  • Changing disclosure conditions: New regulations are requiring companies to produce more comprehensive ESG disclosures and to make them more widely available. Moreover, they’re making it mandatory to apply specific standards (which make disclosures more comparable), to obtain external assurance (which makes disclosures more reliable), and to digitize their ESG reports—which makes disclosures more sharable, discoverable by machines, and readable by both humans and machines.
  • Emphasis on materiality: Companies increasingly prioritize identifying and disclosing pertinent ESG factors that align with their operations and stakeholder interests. Yet, without periodic materiality assessments, determining which ESG subjects warrant focus becomes complex. These assessments not only pinpoint significant areas for stakeholders but also illuminate where a company can make the most significant impact. Consequently, the outcomes of these evaluations shape the content of a company's ESG report.
  • Use an ESG platform: Advances in technology and data analytics are simplifying the reporting process. For example, automation and artificial intelligence help bolster precision, efficiency, and transparency. Many companies increasingly use ESG data management & reporting software to streamline their data collection and reporting processes. 

An evolving regulatory landscape

We’re rapidly transitioning from voluntary or “soft” disclosures to mandatory sustainability reporting. The requirements for such reporting vary depending on the jurisdiction and the nature or size of the company.

More recently, we’ve seen a flurry of change in the market. The U.S. Securities and Exchange Commission (SEC) is currently finalizing its new climate-related disclosure rules, which are eagerly awaited. The proposed rules are inspired by the Task Force on Climate-related Financial Disclosures (TCFD) recommendations.  

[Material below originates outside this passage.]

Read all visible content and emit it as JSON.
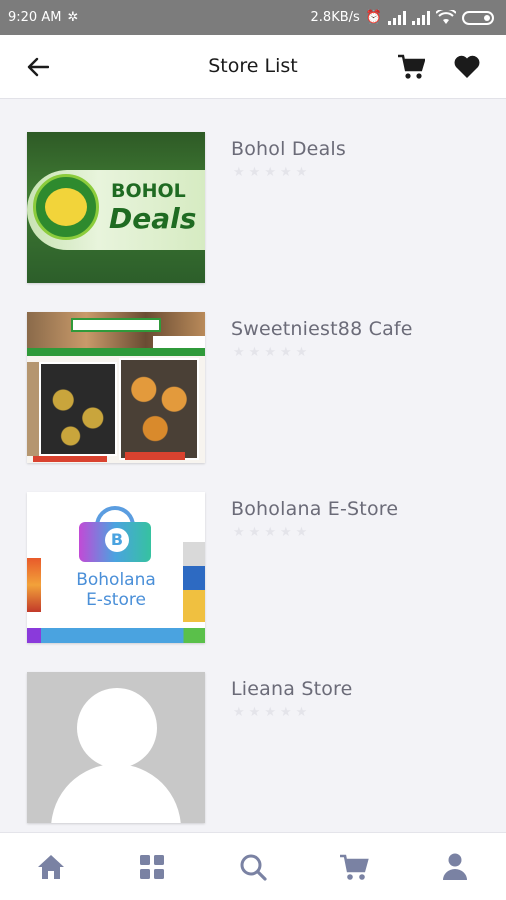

Meanwhile, the finalized IFRS Sustainability Disclosure Standards were released on June 26, 2023. They comprise two standards, the IFRS S1 (general standards) and IFRS S2 (climate-specific standards), and emphasize financial materiality. 

On July 30, 2023, the European Commission adopted the European Sustainability Reporting Standards (ESRS). This means that companies subject to the Corporate Sustainability Reporting Directive (CSRD) must report according to the ESRS. The new regulations will apply to about 50,000 companies and will require disclosure of double materiality (both impact and financial materiality). 

It’s time to produce vibrant ESG reports

Greenwashing anxieties, a worsening climate crisis, and a rapidly shifting regulatory landscape are driving the ESG reporting revolution head-on. This presents a unique opportunity for companies to craft a compelling narrative around their ESG and sustainability programs. 

Novisto can help you tell your sustainability story through quality data. Our ESG management platform streamlines the reporting process through automated data collection, performance tracking, and dynamic stakeholder engagement tools. Find out why global brands are using our ESG management platform to elevate their sustainability performance—for the long term. 

Book your demo today.